It would be irresponsible of me to promote the mountain without making an apparent reference to the current instability of the area. Since 2017 there has been a growing confrontation between the Anglophone regions which covers north-west, west and south-west regions of Cameroon against the government. Separatists have been pushing for independence from the rest of Cameroon. Launching strikes and protests as well as a shutdown. On Mondays, Buéa becomes a ghost town where people stay inside. The current FCO (Foreign Commonwealth Office) www.fco.gov.org report on Cameroon advises ‘against all travel’ in the region and ‘all but essential travel to Limbé. However, from my point of view, I communicated with many locals, the police and Mount CEO before deciding as I find on the ground information much more up-to-date and truthful rather than statistics and facts. I experienced no problems in Buéa or on the mountain itself, but that doesn’t mean to say there aren’t any. Take the usual precautions of not advertising your wealth, remain vigilant and keep valuables out of sight. No insurance company in the UK will cover you if you go against FCO advice. In the end, it comes down to personal risk assessment. Locals advised against travel further north into the Anglophone region which parallels with the FCO. At present Buéa has such a strong military and police presence it is seen as safer than the green zone regions.
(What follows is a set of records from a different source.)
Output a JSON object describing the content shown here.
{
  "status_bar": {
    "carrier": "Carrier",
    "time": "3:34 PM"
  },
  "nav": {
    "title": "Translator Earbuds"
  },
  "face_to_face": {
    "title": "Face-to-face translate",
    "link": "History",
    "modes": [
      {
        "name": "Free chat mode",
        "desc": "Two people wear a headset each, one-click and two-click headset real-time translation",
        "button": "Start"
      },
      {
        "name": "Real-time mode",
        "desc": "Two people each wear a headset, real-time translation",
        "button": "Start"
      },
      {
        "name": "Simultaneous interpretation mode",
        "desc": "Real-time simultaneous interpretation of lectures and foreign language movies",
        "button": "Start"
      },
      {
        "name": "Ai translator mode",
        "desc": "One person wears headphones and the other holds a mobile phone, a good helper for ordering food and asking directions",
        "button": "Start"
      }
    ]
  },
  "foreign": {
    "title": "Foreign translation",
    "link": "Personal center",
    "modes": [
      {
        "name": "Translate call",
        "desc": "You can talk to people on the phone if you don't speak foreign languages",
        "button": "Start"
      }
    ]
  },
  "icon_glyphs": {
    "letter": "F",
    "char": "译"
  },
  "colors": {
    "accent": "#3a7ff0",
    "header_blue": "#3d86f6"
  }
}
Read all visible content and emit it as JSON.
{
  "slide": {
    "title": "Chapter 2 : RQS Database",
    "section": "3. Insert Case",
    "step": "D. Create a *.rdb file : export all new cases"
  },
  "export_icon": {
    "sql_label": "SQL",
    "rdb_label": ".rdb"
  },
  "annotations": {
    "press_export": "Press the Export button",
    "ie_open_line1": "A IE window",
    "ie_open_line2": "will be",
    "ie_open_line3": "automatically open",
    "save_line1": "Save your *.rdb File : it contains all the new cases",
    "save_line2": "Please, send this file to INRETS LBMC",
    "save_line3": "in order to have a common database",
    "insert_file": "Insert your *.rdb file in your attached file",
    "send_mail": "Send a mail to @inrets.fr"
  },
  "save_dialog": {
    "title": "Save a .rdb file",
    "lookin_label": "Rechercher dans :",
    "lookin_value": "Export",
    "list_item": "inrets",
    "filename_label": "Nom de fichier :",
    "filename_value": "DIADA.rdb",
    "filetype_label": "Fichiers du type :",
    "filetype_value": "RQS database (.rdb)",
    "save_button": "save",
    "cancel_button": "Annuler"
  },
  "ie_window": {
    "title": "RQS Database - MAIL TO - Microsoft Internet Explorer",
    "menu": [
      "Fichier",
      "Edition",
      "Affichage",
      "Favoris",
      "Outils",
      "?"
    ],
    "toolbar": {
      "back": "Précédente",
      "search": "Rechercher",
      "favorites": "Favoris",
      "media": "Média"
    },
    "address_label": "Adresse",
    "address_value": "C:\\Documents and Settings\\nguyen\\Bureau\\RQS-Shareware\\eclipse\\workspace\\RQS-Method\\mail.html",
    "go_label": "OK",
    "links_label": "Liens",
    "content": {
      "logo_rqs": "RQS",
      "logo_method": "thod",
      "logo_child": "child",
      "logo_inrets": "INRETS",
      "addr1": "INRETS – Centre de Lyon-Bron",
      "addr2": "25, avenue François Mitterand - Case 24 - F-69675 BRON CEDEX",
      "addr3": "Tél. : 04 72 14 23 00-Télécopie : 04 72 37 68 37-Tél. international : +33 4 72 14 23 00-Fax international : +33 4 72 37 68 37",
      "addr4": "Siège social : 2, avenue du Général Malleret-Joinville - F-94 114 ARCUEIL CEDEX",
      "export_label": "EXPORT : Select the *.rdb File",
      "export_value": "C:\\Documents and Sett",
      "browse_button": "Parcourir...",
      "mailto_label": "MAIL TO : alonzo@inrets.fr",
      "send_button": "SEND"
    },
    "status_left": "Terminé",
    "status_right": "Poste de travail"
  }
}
Guides and porters can be arranged through Mount CEO (Mount Cameroon Inter-communal Ecotourism Board).
Daniel proved to be a knowledgable and trustworthy guide who works directly for Mount CEO. Mob: +237 67 17 31 864
The office (yellow building with black door) stands one building down from the Fako-Ship Plaza which every taxi driver knows. Located at the upper end of Buéa. A shared taxi from Mile 17, the main station costs 300cfa.
Fees: Guide: 5000cfa per day. Porters: 9000cfa per day
Park entry: 5000cfa per day
An additional fee, calculated by the number of climbers, is paid between the park, the council, and the government. For one person, it was 127,000cfa which includes the park fees.
Tents & sleeping bags can be hired from Mount CEO. Advisable to take a raincoat, warm hat, sunscreen, torch, sturdy ankle supportive hiking boots, trekking socks, shorts, spare batteries & memory card for your camera. You can recharge appliances at both the lodges. Trekking food such as peanuts, chocolate, boiled sweets, dried fruit. At least 5 1/2 litres of water per day which you can refill at the both Fako and Mann Springs.
Accommodation: On the mountain, the fee for camping is included in the overall fee. Each chalet comes with four beds and its 20,00cfa for a bed per night. Food is available if you haven’t brought your own. Beer: 3000cfa.
Buéa: The Mandy Hotel has cool simple s/c rooms for 5000cfa. A five-minute walk from the Mount CEO office. Though the showers are sporadic meaning, you usually end up with a bucket of water. There is a downstairs bar, but despite the advertisement of a restaurant they don’t sell food.
Paramount Hotel: mob +237 23 33 22 074 Up the hill on Molyko Rd.
Rooms come with TV and range between 7000-11,000cfa per night for a single to a triple. Pleasantly located in a quiet residential area.
For food for the trek you can stock up at the towns central market, and there are also several grocery stores and a bakery nearby. A shared taxi from Mount CEO will cost 100cfa. Both the guides and porters are familiar with what provisions are necessary. Don’t forget matches or a lighter!
If you’re staying in Limbé before heading onto Buéa and are considering the same route where you will finish at Bakingili, it is worth storing your luggage at your hotel. Bakingili is much closer to Limbé—saving you the unnecessary journey of returning to Buéa though will need to cover the costs of transport for your guide and porters (roughly 3000cfa per person in a shared taxi).